Lon Kruger's team is in the Final Four and a lot of people are wondering how.
If you could read in 1994, you might recall similar amazement over Kruger's team. Florida had even fewer marquee recruits then than Oklahoma does now. Yet the Gators made the Final Four, and for a few shining moments Kruger was praised like another Coach K.
Then he went back to being Lon Kruger, arguably America's most underappreciated college basketball coach. Remember his time in Gainesville?
"Lon is the guy who made Florida basketball," Bill Koss said. "I'll always believe that."
Koss played there 50 years ago and has been around the program since as a TV analyst, author and coaching confidant. Not enough people share his belief. Blame that on Billy Donovan. He came in with a bang as Kruger was going out with a whimper. Billy Ball made it impossible to fully grasp what Kruger accomplished.

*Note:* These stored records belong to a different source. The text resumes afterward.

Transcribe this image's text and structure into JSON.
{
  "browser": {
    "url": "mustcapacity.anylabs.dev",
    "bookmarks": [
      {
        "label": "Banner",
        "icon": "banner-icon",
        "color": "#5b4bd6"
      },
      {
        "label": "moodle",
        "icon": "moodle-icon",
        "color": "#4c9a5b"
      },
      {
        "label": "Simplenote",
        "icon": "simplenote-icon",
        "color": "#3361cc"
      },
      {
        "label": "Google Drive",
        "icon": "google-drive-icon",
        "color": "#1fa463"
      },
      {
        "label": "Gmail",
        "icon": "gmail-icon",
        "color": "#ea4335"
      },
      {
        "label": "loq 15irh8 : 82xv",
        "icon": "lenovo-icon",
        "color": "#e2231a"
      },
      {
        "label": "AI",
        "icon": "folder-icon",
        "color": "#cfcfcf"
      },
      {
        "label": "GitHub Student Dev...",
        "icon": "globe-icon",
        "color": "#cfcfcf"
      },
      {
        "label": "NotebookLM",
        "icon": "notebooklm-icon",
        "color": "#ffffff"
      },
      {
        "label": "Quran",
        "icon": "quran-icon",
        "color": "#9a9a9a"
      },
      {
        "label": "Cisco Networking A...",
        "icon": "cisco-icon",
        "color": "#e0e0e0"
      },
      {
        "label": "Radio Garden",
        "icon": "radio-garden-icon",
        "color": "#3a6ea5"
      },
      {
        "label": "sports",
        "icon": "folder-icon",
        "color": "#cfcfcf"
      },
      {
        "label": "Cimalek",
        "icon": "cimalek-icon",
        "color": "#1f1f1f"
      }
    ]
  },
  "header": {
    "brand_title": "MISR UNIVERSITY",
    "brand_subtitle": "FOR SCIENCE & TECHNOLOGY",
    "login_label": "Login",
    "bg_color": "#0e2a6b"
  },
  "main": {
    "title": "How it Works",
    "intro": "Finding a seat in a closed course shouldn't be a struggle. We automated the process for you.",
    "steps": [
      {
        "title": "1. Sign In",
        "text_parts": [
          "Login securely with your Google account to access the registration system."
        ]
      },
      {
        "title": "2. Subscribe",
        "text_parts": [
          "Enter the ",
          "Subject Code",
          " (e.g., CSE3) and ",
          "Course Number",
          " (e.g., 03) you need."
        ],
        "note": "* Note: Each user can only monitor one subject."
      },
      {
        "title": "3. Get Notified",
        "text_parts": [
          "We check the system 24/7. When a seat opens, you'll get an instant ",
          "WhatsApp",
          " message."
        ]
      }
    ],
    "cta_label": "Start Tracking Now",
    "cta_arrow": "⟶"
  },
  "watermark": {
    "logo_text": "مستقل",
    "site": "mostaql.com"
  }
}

Such is life for Lon. He comes in, cleans up programs, preaches old-school values and turns middling' recruits into winners. The problem is there's not much sex appeal when you're humble, unassuming and bland enough to proudly admit you love ABBA songs.
"I've never heard him say anything derogatory about anyone, never once," Koss said. "He always finds something constructive to say, even in the most difficult situations."
That took some doing in Gainesville. Basketball was in shambles when Kruger was hired. The NCAA and U.S. government were investigating recruiting violations and drug deals. Norm Sloan had stormed away. Dwayne Schintzius led a mutiny against interim coach Don DeVoe.
Kruger turned that hot mess into an NIT team by Year 2. Two years later, a team featuring 300-pound center Dametri Hill made it to the national semifinal game, losing to Grant Hill and Duke, 70-65.
Kruger restored order on the court and dignity off it. He'd send hand-written notes thanking cheerleaders for their work and congratulating minor-sport athletes on academic achievements. If only he could have made people love basketball as much as that other major sport. Attendance never took off. Big-time recruits kept going to brand-name schools. When Kruger left for Illinois two years later, it was an amicable divorce.
The Florida fizzle enhanced his reputation as a good-but-not-great coach. But Kruger's body of work is getting a fresh look under the bright lights of a Final Four. A lot has changed since that 1994 appearance, but Kruger hasn't. His Oklahoma team featured four guys who've started 104 straight games. None were among the nation's top 100 recruits, including All-American Buddy Hield.
"I'm just happy we've got a coach like coach Kruger to keep us level-headed every day," Hield said.
Now the public is realizing the appeal of Kruger's approach. Mr. Level-Headed is back. It's about time for such a nice guy to finish first.
— Orlando Sentinel (TNS)